Tutoring Time!

After-school tutoring time! Or as Soumah and the children call it: Revision (avec l’accent francaise). The children sit smooshed onto 4 desk-benches that GKEF provided them last year. Unfortunately, one of the desk-benches was stolen and the 4 remaining are clearly inadequate space for them all. The 5 that GKEF initially provided were still not enough as Soumah explained that the children become distracted by their cramped quarters. During a GKEF meeting in Guinea, plans were made to have 4 more benches built for a total of 8 for the 26 students.
Today Soumah is reviewing vowels with the younger children while the older children read from their lesson books. Above Sedouba takes a turn saying the vowels with Soumah.
Above and below: Remember Binty Youla from GKEF’s holiday season story card? Well, she’s as bright and beautiful as ever. She always, always greets you with a warm smile on her face. I love this young person’s strength to live in joy even though everyday life holds many hardships.
(photo courtesy of (c) Stephanie Allard)
(photo courtesy of (c) Stephanie Allard)
Binty Youla loves school and wants to be a teacher when she grows up.
A Meeting with the Students

With the help of Karim Koumbassa (GKEF board member and my co-host in Guinea) translating, I met with the Guinea Kids to share some things I brought from the states. Stephie Allard helped pass out the t-shirts that she and others made at Guinea Kids Open House last October.

The children speak in english and in unison: “Thank you Guinea Kids Education Fund. We love you and we thinking about you. Peace.”
Fasinet and Mohamed model their new t-shirts.

I shared a book of stories and photos about New Discovery School where I teach in the states.

Books that were donated by families at New Discovery School were passed out for the children to look at. These simple picture books will be useful for them while they are learning English at school.
Joie de vive!
These children have so much joy to give to the world! They play as hard as they work!

Some of the children learn traditional dance with family friend, Lamini.
A big harvest of rice from the family land! All the children who are around help with the drying of the rice and have lots of fun doing it! Soulyman and Mohamed Lamine were like 2 dogs digging.
Sarah Lee, N’Bountou, and Youssouf help repackage the rice.
Soulyman helps carry kitchen items and an instrument called a bolon to be loaded up for a trip.
Always loving and affectionate!
Fasinet shows me how to play with the ancient game of hoop and stick.
Mohamed Lamine plays an instrument called a gongoma, made from a calabash gourd and saw blades.
To know Ismael is to know a bright and shining star.

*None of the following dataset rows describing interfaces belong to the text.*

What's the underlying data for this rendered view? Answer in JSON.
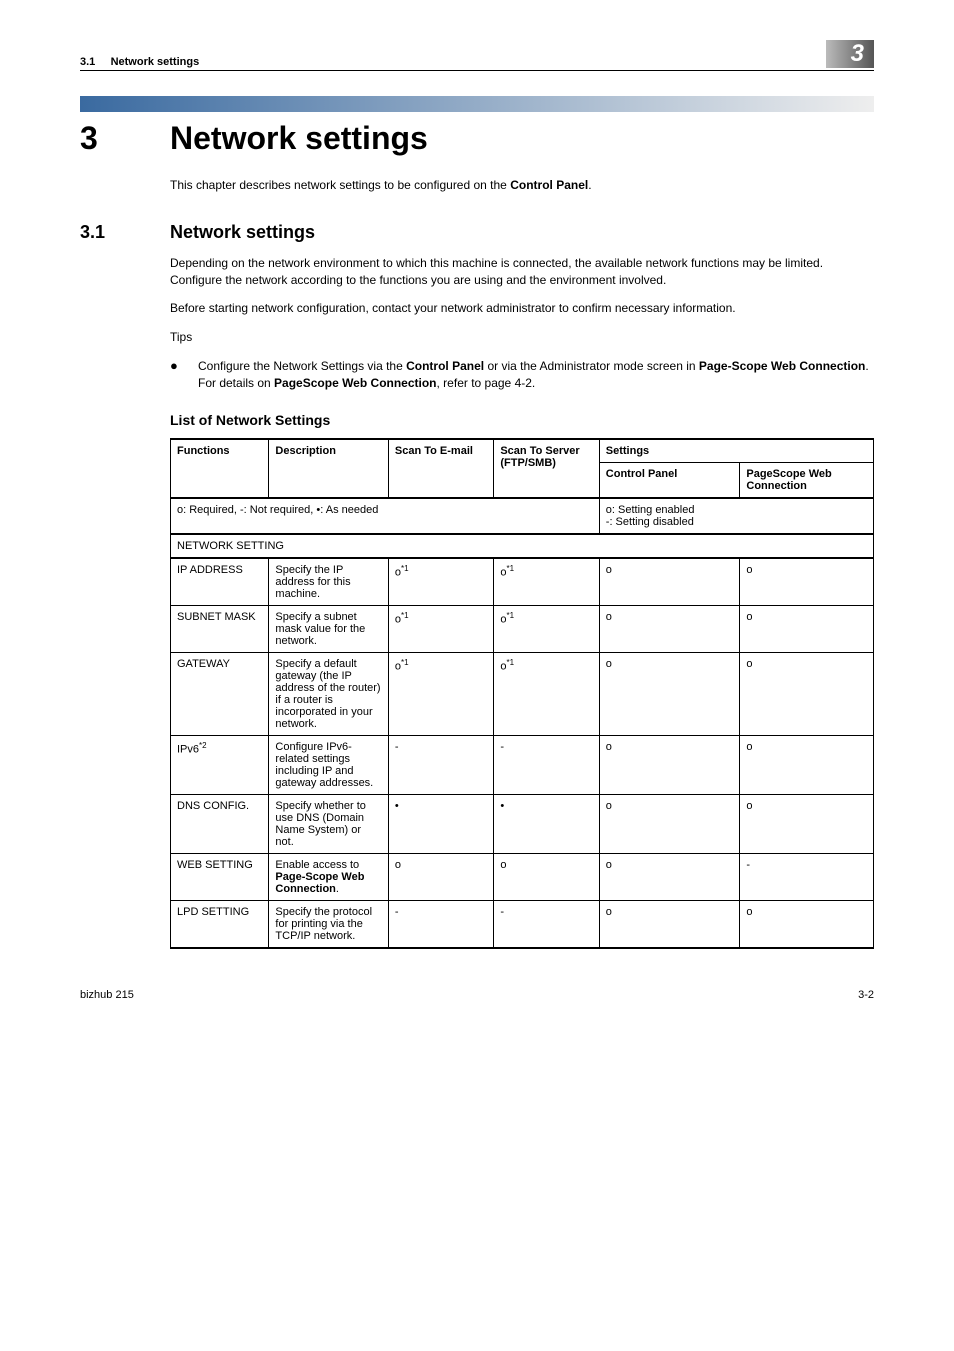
{
  "header": {
    "section_ref": "3.1",
    "section_text": "Network settings",
    "chapter_badge": "3"
  },
  "chapter": {
    "number": "3",
    "title": "Network settings",
    "intro": "This chapter describes network settings to be configured on the ",
    "intro_bold": "Control Panel",
    "intro_suffix": "."
  },
  "section": {
    "number": "3.1",
    "title": "Network settings",
    "p1": "Depending on the network environment to which this machine is connected, the available network functions may be limited. Configure the network according to the functions you are using and the environment involved.",
    "p2": "Before starting network configuration, contact your network administrator to confirm necessary information.",
    "tips_label": "Tips",
    "bullet_pre": "Configure the Network Settings via the ",
    "bullet_b1": "Control Panel",
    "bullet_mid1": " or via the Administrator mode screen in ",
    "bullet_b2": "Page-Scope Web Connection",
    "bullet_mid2": ". For details on ",
    "bullet_b3": "PageScope Web Connection",
    "bullet_suffix": ", refer to page 4-2."
  },
  "table": {
    "heading": "List of Network Settings",
    "cols": {
      "functions": "Functions",
      "description": "Description",
      "scan_email": "Scan To E-mail",
      "scan_server": "Scan To Server (FTP/SMB)",
      "settings": "Settings",
      "control_panel": "Control Panel",
      "pagescope": "PageScope Web Connection"
    },
    "legend_left": "o: Required, -: Not required, •: As needed",
    "legend_right": "o: Setting enabled\n-: Setting disabled",
    "group": "NETWORK SETTING",
    "rows": [
      {
        "fn": "IP ADDRESS",
        "desc": "Specify the IP address for this machine.",
        "email": "o*1",
        "server": "o*1",
        "cp": "o",
        "ps": "o"
      },
      {
        "fn": "SUBNET MASK",
        "desc": "Specify a subnet mask value for the network.",
        "email": "o*1",
        "server": "o*1",
        "cp": "o",
        "ps": "o"
      },
      {
        "fn": "GATEWAY",
        "desc": "Specify a default gateway (the IP address of the router) if a router is incorporated in your network.",
        "email": "o*1",
        "server": "o*1",
        "cp": "o",
        "ps": "o"
      },
      {
        "fn": "IPv6*2",
        "desc": "Configure IPv6-related settings including IP and gateway addresses.",
        "email": "-",
        "server": "-",
        "cp": "o",
        "ps": "o"
      },
      {
        "fn": "DNS CONFIG.",
        "desc": "Specify whether to use DNS (Domain Name System) or not.",
        "email": "•",
        "server": "•",
        "cp": "o",
        "ps": "o"
      },
      {
        "fn": "WEB SETTING",
        "desc_pre": "Enable access to ",
        "desc_bold": "Page-Scope Web Connection",
        "desc_suf": ".",
        "email": "o",
        "server": "o",
        "cp": "o",
        "ps": "-"
      },
      {
        "fn": "LPD SETTING",
        "desc": "Specify the protocol for printing via the TCP/IP network.",
        "email": "-",
        "server": "-",
        "cp": "o",
        "ps": "o"
      }
    ]
  },
  "footer": {
    "left": "bizhub 215",
    "right": "3-2"
  }
}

A most charismatic young person, he is our student in the highest level: year 7.
Mohamed and Mohamed Lamine (Bouboudi) help little Binty Youla with her drum skills.
Lots of this sport happening everywhere.
Playing with homemade toys made out of sticks and old tin cans. Bouboudi is even wearing a hat he made out of a discarded piece of cardboard.
Everyone loves to dance!
Ismael helps little Kadiatou on the drums.
Future GKEF Students?

Leave a Reply

Close Menu